Dataset rows for apps and sites
BEGIN
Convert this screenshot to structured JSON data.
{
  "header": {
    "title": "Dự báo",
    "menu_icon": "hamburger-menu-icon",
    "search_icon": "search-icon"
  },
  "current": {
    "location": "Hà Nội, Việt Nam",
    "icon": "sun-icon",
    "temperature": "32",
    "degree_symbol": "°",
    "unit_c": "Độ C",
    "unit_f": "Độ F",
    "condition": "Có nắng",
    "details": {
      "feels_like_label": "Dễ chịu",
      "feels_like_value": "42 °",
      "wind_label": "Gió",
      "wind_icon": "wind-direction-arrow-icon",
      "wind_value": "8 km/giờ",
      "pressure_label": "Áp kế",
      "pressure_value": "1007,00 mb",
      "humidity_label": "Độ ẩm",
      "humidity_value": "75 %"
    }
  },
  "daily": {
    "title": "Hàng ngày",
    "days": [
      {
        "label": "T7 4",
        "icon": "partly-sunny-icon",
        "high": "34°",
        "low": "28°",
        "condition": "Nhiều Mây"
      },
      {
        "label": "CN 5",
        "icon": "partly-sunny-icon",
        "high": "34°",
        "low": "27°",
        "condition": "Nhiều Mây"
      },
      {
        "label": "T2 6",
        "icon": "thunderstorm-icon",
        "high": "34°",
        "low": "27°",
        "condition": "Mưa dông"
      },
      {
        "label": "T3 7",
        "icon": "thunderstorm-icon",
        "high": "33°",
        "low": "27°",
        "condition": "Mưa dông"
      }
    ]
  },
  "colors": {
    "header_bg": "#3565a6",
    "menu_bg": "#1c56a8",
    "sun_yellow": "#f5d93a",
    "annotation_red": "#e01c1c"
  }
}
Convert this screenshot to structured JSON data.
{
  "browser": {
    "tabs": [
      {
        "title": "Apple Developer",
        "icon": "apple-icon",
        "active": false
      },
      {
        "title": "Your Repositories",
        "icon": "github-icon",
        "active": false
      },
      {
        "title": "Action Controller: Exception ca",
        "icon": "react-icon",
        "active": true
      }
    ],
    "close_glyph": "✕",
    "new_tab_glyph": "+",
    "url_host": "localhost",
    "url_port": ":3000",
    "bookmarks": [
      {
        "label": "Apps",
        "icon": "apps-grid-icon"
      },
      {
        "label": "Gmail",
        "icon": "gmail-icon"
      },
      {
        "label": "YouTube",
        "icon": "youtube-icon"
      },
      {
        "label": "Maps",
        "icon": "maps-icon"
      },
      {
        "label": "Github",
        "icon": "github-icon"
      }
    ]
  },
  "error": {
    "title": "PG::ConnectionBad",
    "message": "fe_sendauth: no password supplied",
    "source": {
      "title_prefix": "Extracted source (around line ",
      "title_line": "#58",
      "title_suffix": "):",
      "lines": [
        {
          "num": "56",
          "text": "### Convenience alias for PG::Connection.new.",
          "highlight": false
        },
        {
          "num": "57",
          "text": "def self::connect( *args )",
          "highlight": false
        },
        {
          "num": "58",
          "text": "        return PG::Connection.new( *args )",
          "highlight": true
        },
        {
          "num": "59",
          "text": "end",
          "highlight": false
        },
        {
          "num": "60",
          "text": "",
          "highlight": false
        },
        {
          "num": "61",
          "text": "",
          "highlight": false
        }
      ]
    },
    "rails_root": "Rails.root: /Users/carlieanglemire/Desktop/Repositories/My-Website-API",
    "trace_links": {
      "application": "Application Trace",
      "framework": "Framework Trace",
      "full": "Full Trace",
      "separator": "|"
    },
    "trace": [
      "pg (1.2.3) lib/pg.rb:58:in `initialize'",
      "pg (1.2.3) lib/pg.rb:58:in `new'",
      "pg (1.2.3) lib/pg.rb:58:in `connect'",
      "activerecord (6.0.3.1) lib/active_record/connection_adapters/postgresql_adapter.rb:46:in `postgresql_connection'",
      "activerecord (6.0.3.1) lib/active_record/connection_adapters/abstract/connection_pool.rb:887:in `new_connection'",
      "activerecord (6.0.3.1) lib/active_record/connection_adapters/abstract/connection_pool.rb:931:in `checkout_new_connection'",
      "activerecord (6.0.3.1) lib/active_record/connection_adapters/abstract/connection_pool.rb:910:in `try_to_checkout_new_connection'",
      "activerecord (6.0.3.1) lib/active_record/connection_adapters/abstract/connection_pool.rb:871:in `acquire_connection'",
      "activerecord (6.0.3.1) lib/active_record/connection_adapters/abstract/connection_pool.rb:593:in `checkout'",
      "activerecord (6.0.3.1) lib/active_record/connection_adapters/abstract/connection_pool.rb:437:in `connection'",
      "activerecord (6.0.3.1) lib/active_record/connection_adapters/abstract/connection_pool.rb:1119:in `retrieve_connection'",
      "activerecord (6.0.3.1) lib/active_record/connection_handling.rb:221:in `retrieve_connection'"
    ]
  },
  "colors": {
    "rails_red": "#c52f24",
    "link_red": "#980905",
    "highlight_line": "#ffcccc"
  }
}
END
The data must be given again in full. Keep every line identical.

Convert this screenshot to structured JSON data.
{
  "header": {
    "title": "Dự báo",
    "menu_icon": "hamburger-menu-icon",
    "search_icon": "search-icon"
  },
  "current": {
    "location": "Hà Nội, Việt Nam",
    "icon": "sun-icon",
    "temperature": "32",
    "degree_symbol": "°",
    "unit_c": "Độ C",
    "unit_f": "Độ F",
    "condition": "Có nắng",
    "details": {
      "feels_like_label": "Dễ chịu",
      "feels_like_value": "42 °",
      "wind_label": "Gió",
      "wind_icon": "wind-direction-arrow-icon",
      "wind_value": "8 km/giờ",
      "pressure_label": "Áp kế",
      "pressure_value": "1007,00 mb",
      "humidity_label": "Độ ẩm",
      "humidity_value": "75 %"
    }
  },
  "daily": {
    "title": "Hàng ngày",
    "days": [
      {
        "label": "T7 4",
        "icon": "partly-sunny-icon",
        "high": "34°",
        "low": "28°",
        "condition": "Nhiều Mây"
      },
      {
        "label": "CN 5",
        "icon": "partly-sunny-icon",
        "high": "34°",
        "low": "27°",
        "condition": "Nhiều Mây"
      },
      {
        "label": "T2 6",
        "icon": "thunderstorm-icon",
        "high": "34°",
        "low": "27°",
        "condition": "Mưa dông"
      },
      {
        "label": "T3 7",
        "icon": "thunderstorm-icon",
        "high": "33°",
        "low": "27°",
        "condition": "Mưa dông"
      }
    ]
  },
  "colors": {
    "header_bg": "#3565a6",
    "menu_bg": "#1c56a8",
    "sun_yellow": "#f5d93a",
    "annotation_red": "#e01c1c"
  }
}
Convert this screenshot to structured JSON data.
{
  "browser": {
    "tabs": [
      {
        "title": "Apple Developer",
        "icon": "apple-icon",
        "active": false
      },
      {
        "title": "Your Repositories",
        "icon": "github-icon",
        "active": false
      },
      {
        "title": "Action Controller: Exception ca",
        "icon": "react-icon",
        "active": true
      }
    ],
    "close_glyph": "✕",
    "new_tab_glyph": "+",
    "url_host": "localhost",
    "url_port": ":3000",
    "bookmarks": [
      {
        "label": "Apps",
        "icon": "apps-grid-icon"
      },
      {
        "label": "Gmail",
        "icon": "gmail-icon"
      },
      {
        "label": "YouTube",
        "icon": "youtube-icon"
      },
      {
        "label": "Maps",
        "icon": "maps-icon"
      },
      {
        "label": "Github",
        "icon": "github-icon"
      }
    ]
  },
  "error": {
    "title": "PG::ConnectionBad",
    "message": "fe_sendauth: no password supplied",
    "source": {
      "title_prefix": "Extracted source (around line ",
      "title_line": "#58",
      "title_suffix": "):",
      "lines": [
        {
          "num": "56",
          "text": "### Convenience alias for PG::Connection.new.",
          "highlight": false
        },
        {
          "num": "57",
          "text": "def self::connect( *args )",
          "highlight": false
        },
        {
          "num": "58",
          "text": "        return PG::Connection.new( *args )",
          "highlight": true
        },
        {
          "num": "59",
          "text": "end",
          "highlight": false
        },
        {
          "num": "60",
          "text": "",
          "highlight": false
        },
        {
          "num": "61",
          "text": "",
          "highlight": false
        }
      ]
    },
    "rails_root": "Rails.root: /Users/carlieanglemire/Desktop/Repositories/My-Website-API",
    "trace_links": {
      "application": "Application Trace",
      "framework": "Framework Trace",
      "full": "Full Trace",
      "separator": "|"
    },
    "trace": [
      "pg (1.2.3) lib/pg.rb:58:in `initialize'",
      "pg (1.2.3) lib/pg.rb:58:in `new'",
      "pg (1.2.3) lib/pg.rb:58:in `connect'",
      "activerecord (6.0.3.1) lib/active_record/connection_adapters/postgresql_adapter.rb:46:in `postgresql_connection'",
      "activerecord (6.0.3.1) lib/active_record/connection_adapters/abstract/connection_pool.rb:887:in `new_connection'",
      "activerecord (6.0.3.1) lib/active_record/connection_adapters/abstract/connection_pool.rb:931:in `checkout_new_connection'",
      "activerecord (6.0.3.1) lib/active_record/connection_adapters/abstract/connection_pool.rb:910:in `try_to_checkout_new_connection'",
      "activerecord (6.0.3.1) lib/active_record/connection_adapters/abstract/connection_pool.rb:871:in `acquire_connection'",
      "activerecord (6.0.3.1) lib/active_record/connection_adapters/abstract/connection_pool.rb:593:in `checkout'",
      "activerecord (6.0.3.1) lib/active_record/connection_adapters/abstract/connection_pool.rb:437:in `connection'",
      "activerecord (6.0.3.1) lib/active_record/connection_adapters/abstract/connection_pool.rb:1119:in `retrieve_connection'",
      "activerecord (6.0.3.1) lib/active_record/connection_handling.rb:221:in `retrieve_connection'"
    ]
  },
  "colors": {
    "rails_red": "#c52f24",
    "link_red": "#980905",
    "highlight_line": "#ffcccc"
  }
}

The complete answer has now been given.